I wish to be a subject, not an object; to be moved by reasons, by conscious purposes, which are my own, not by causes which affect me, as it were, from outside. I wish to be somebody, not nobody; a doer – deciding, not being decided for, self-directed and not acted upon by external nature or by other men as if I were a thing, or an animal, or a slave incapable of playing a human role, that is, of conceiving goals and policies of my own and realising them. (Berlin, 1958, p 8) Because he feared paternalism from party, state and church, Berlin himself preferred a notion of freedom as non-interference.
In this way one becomes an autonomous person. This ideal stems from Romanticism and can be characterised with the following quote:‘There is a certain way of being human that is my way. I am called up to live my life in this way, and not in imitation of anyone else’s. But this gives a new importance to being true to myself. If I am not, I miss the point of my life, I miss what is being human for me’ (Taylor, 1991, p 28). Taylor, however, rejects pure self-centredness and the inner monologue. He claims that authenticity should have two qualities.
The virtues then served the practice, the participants and the tradition from which this practice sprang.
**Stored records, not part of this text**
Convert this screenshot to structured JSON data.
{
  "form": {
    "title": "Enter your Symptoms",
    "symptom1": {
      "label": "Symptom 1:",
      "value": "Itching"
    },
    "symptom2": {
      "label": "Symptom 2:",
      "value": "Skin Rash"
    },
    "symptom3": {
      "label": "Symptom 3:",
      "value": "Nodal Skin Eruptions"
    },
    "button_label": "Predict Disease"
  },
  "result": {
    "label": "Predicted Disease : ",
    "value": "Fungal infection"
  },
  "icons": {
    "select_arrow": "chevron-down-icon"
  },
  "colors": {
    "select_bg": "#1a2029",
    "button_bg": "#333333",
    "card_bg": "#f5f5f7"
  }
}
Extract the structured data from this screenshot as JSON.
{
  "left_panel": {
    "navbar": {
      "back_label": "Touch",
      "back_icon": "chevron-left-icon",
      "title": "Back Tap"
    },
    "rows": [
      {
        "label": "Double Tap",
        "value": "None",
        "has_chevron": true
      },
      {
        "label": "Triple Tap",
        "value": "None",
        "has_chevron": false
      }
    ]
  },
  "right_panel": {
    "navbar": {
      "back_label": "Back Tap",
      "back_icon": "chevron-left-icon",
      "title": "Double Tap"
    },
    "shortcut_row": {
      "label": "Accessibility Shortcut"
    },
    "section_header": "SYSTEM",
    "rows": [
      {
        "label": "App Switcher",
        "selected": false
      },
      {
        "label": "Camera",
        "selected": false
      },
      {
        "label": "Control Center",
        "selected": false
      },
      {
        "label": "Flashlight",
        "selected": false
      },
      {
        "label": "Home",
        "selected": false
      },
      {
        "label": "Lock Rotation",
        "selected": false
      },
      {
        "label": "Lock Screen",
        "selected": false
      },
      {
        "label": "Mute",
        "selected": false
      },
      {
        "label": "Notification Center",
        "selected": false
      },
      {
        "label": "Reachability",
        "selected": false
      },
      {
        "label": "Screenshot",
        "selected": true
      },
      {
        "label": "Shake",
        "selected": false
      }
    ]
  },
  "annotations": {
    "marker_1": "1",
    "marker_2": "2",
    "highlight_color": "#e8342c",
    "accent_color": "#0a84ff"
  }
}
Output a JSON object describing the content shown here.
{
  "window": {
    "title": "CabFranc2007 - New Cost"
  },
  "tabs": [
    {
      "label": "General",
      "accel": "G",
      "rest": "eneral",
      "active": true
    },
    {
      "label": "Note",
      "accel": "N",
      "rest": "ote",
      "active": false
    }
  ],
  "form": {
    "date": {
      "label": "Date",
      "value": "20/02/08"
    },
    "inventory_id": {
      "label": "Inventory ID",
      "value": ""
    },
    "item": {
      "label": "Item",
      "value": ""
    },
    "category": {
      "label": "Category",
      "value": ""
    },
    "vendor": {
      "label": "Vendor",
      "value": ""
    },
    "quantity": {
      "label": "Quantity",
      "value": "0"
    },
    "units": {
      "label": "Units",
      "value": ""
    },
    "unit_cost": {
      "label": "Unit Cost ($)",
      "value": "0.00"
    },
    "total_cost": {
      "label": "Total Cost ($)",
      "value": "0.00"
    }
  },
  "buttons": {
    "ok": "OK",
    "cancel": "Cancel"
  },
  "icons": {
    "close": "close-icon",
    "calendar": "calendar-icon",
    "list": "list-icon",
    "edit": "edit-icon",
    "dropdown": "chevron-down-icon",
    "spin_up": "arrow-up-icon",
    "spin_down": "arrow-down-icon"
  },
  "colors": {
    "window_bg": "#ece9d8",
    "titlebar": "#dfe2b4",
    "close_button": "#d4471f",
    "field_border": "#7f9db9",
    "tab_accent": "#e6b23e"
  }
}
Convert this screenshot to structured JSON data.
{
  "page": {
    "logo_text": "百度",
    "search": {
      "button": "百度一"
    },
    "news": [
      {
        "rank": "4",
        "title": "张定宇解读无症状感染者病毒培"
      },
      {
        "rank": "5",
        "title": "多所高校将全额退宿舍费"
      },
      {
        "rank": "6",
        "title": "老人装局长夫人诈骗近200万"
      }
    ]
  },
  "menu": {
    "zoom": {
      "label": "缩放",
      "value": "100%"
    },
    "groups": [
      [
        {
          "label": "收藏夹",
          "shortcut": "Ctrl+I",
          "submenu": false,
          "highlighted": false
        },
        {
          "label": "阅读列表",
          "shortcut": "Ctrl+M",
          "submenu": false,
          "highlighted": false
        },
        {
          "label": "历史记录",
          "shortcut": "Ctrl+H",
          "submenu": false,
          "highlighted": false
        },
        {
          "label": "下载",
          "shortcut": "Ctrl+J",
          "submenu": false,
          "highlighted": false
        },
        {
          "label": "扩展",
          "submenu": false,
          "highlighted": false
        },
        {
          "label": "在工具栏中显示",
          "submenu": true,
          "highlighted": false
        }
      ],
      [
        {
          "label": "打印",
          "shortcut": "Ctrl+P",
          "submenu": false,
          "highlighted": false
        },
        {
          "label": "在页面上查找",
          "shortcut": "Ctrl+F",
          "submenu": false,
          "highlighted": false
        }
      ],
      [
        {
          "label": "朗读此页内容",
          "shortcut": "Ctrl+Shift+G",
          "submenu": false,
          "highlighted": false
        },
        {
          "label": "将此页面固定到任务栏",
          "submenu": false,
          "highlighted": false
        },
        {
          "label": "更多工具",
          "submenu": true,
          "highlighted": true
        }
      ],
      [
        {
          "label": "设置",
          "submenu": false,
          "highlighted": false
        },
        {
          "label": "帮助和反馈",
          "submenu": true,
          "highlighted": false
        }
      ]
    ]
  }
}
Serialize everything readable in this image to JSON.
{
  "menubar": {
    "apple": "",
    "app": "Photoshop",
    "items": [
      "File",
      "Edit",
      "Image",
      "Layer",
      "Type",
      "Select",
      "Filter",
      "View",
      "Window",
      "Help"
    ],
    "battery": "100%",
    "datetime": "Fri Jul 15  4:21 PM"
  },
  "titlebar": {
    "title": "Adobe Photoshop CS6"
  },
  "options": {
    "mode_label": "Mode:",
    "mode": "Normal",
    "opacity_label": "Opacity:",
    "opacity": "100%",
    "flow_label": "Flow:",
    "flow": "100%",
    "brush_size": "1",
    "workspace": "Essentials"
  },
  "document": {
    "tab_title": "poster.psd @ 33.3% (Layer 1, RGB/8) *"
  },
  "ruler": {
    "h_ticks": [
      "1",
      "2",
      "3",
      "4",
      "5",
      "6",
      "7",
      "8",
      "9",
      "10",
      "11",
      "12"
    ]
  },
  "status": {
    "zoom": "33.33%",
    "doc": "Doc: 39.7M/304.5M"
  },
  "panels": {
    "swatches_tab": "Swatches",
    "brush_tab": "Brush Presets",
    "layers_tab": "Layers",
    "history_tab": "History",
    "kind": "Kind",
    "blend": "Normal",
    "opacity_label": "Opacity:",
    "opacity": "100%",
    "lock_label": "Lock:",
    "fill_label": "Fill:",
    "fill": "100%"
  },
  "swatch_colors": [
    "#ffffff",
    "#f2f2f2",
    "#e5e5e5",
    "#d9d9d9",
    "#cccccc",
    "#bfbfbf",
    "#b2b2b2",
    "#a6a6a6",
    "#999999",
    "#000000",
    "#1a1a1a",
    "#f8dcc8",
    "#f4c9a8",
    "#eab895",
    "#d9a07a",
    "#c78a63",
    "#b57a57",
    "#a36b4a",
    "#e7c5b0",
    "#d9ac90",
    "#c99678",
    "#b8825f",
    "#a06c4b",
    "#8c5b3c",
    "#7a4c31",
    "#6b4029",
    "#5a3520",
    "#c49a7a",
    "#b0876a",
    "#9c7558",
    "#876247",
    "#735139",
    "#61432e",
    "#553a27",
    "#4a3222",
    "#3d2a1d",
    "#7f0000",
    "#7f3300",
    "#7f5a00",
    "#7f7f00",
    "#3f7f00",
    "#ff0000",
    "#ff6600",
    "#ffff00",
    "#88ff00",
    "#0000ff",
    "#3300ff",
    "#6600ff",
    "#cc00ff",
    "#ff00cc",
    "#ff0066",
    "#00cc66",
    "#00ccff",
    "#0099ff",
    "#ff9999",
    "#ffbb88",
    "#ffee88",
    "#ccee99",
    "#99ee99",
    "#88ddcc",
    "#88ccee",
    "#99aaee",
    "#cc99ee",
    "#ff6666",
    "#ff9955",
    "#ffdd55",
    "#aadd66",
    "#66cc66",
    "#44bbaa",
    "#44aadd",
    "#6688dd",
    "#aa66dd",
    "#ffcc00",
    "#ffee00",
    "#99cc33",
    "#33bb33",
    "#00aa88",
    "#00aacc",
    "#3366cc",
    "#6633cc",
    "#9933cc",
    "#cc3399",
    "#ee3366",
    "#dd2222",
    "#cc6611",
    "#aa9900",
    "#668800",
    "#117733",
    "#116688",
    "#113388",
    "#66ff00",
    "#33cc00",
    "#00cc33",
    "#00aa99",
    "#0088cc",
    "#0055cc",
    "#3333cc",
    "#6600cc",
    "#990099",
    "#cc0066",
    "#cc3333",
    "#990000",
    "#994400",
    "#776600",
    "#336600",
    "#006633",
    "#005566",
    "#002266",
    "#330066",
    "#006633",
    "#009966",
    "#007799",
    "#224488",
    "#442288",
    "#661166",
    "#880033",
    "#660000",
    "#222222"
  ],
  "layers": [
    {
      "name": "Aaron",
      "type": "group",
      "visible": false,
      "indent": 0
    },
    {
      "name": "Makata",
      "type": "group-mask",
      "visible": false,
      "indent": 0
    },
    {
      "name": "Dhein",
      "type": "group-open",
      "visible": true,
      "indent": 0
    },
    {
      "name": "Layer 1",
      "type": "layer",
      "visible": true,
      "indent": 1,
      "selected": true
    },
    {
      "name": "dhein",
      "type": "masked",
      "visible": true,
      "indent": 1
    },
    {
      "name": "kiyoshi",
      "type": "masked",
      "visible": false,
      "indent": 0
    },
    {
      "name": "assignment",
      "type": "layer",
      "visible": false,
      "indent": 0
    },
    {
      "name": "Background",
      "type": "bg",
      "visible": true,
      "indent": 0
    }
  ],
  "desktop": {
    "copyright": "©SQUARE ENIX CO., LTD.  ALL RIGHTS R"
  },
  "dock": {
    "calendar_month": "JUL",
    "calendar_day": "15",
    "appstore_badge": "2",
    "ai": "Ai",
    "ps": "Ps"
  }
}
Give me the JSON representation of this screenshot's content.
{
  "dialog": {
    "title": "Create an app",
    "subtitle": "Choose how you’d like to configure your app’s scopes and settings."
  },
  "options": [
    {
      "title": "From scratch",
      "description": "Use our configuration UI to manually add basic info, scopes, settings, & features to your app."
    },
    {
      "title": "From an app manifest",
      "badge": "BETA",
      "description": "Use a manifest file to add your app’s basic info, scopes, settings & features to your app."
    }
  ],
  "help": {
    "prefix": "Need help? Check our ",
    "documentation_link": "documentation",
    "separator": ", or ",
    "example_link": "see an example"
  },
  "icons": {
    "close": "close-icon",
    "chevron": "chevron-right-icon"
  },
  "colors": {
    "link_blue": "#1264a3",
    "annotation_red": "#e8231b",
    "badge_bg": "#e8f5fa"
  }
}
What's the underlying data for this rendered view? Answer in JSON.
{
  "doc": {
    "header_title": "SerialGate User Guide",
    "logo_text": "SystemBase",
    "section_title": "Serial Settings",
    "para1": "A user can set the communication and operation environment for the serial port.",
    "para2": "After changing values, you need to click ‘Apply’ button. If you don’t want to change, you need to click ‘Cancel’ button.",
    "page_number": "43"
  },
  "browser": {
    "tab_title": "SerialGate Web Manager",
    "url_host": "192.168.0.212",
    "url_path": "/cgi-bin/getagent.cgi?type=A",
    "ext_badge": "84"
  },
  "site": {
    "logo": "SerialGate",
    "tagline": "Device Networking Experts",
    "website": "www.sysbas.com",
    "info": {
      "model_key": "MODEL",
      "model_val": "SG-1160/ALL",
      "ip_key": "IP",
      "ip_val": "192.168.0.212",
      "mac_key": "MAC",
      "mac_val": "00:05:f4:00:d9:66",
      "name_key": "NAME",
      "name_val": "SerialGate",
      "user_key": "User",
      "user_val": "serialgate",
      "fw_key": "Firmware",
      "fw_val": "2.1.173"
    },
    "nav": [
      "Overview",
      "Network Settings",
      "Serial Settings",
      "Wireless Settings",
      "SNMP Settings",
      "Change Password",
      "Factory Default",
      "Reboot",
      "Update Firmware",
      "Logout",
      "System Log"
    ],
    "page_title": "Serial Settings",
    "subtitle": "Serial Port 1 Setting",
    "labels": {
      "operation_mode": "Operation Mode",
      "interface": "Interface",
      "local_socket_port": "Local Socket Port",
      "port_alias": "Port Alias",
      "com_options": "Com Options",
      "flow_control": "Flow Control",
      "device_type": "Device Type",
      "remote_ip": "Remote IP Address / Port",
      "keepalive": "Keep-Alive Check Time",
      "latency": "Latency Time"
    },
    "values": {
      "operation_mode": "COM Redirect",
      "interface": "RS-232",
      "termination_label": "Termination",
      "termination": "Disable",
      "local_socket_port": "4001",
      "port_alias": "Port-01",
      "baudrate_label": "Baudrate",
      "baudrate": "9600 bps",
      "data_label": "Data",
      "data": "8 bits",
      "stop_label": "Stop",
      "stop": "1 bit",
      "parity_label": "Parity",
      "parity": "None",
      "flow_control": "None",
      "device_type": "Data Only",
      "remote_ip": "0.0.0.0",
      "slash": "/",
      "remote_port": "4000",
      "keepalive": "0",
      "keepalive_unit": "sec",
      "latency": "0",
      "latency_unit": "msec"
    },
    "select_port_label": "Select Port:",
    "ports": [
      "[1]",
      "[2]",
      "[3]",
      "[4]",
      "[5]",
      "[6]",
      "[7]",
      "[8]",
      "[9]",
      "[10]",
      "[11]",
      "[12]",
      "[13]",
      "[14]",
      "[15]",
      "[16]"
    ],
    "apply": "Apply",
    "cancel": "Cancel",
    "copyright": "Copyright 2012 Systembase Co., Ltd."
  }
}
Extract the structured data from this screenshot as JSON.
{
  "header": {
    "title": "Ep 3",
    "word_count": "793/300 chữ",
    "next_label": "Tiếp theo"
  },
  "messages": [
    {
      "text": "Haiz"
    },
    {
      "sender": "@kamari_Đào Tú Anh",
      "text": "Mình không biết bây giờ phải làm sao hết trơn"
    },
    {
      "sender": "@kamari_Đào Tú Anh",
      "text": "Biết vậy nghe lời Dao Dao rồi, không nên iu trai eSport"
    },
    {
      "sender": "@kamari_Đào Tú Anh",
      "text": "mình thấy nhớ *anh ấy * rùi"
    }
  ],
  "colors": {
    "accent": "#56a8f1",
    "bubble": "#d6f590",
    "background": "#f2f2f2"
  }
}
In contrast to MacIntyre, most modern virtue ethicists are not anti-modernist (Slote, 1992; Ruddick, 1989; Sennett, 1998). The ethics of virtue is a modern form of moral education, directed at the formation of character with virtues such as discipline, integrity, openness, respect, responsibility, tolerance and care. Ethics of care Carol Gilligan’s book In a different voice (1982) is often mentioned as a starting point for the ethics of care.
Ageing, meaning and social structure : connecting critical and humanistic gerontology by Jan Baars